Bad news often has self-fulfilling prophesy effects. Tell a student his work is bad and he might give up. Telling friends someone is unpopular makes her even less popular. Tell a sport team they will lose and they might not try as hard. Tell customers a product is bad and they might look at it more carefully for flaws or switch products, and with fewer customers the producer has fewer resources to improve the product. Tell people a bank is in trouble and they withdraw their deposits, stressing the bank further.
But most of us think it crazy to therefore ban bad news. Sure some might maliciously spread negative rumors to hurt a rival, but this hardly means we should forbid anyone from ever talking negatively about anything! We should instead rely on listeners treating rumors skeptically and listening less to those they find to be unreliable sources.
Alas, all this common sense goes out the window when bad news comes via financial markets. When we buy stock observers reasonably interpret that as our saying we have good news about that stock, while selling is reasonably interpreted as bad news. And so the US SEC is doing more to ban bad news:

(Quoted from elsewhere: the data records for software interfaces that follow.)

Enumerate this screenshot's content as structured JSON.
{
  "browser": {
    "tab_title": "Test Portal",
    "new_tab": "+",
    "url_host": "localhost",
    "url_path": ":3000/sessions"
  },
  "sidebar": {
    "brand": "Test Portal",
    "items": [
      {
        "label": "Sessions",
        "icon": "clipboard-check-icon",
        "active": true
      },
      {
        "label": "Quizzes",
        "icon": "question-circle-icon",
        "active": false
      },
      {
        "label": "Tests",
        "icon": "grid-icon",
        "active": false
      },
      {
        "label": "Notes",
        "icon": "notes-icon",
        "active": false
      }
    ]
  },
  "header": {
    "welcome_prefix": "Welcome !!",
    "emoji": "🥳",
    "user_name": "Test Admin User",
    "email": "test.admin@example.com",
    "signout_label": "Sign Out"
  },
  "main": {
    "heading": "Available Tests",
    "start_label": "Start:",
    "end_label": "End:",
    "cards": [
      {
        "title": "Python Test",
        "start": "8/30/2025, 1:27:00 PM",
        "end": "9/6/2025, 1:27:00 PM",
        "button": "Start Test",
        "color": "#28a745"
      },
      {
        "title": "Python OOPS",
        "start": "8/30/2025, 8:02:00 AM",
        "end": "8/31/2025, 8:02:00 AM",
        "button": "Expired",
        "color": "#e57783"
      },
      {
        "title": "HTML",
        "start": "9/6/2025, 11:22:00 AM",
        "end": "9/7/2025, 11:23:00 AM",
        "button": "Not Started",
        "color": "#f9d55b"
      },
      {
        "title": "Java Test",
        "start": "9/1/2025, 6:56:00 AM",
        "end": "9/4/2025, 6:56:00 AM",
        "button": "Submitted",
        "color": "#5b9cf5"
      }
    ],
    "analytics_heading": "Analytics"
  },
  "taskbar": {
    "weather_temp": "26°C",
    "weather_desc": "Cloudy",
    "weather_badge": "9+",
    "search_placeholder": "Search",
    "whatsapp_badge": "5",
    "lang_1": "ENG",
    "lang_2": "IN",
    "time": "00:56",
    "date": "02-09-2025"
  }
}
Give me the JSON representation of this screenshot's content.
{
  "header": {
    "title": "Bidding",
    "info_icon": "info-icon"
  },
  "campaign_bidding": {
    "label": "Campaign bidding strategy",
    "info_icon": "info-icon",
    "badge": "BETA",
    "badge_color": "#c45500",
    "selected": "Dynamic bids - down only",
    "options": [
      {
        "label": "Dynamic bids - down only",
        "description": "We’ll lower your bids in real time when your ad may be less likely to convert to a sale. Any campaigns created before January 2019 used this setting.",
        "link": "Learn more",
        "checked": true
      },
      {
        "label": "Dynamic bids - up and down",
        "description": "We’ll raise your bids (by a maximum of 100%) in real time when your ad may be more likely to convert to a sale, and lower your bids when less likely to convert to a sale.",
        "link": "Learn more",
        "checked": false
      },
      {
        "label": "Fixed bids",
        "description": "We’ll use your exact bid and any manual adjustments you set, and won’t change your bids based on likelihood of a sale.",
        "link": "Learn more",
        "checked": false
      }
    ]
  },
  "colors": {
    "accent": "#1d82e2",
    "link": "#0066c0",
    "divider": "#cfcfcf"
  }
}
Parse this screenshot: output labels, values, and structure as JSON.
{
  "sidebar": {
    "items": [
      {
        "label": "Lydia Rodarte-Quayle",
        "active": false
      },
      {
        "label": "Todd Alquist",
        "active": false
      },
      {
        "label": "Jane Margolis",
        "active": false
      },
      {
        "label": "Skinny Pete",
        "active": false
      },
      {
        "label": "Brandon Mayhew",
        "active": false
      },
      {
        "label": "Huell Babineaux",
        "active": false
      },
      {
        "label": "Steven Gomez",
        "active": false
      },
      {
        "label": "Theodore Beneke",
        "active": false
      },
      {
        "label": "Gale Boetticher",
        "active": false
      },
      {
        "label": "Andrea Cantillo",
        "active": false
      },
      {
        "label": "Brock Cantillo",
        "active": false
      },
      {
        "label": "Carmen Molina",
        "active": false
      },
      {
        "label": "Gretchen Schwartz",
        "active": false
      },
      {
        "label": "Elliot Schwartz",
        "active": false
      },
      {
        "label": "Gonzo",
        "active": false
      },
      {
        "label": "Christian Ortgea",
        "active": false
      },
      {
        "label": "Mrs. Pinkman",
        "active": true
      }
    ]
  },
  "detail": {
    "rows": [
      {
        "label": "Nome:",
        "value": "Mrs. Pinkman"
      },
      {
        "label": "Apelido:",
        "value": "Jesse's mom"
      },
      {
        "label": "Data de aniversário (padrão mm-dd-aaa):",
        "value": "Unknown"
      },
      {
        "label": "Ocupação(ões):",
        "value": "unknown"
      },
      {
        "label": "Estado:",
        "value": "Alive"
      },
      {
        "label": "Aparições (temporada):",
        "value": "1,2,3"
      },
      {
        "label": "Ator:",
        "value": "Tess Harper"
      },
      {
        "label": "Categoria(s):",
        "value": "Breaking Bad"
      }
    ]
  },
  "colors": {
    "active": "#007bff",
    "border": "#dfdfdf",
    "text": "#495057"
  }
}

An order from the Securities and Exchange Commission aimed at protecting some of the country’s largest financial companies against a form of short selling took effect yesterday. …. In the current financial environment, short selling can be especially harmful to banks and brokerage firms because customers and investors may view sinking stock prices as a sign of trouble and react by withdrawing deposits.
The result of these sort of policies is sad and obvious: it will take longer for us to find out about bad news, and so we will interpret silence and apparent good news more skeptically. That is, we will just know less. Note also that speculative markets actually do better at punishing malicious rival rumors — those who spread false rumors via gossip are less reliably punished than those who sell short a stock they know to be valuable.
Added: A related oped.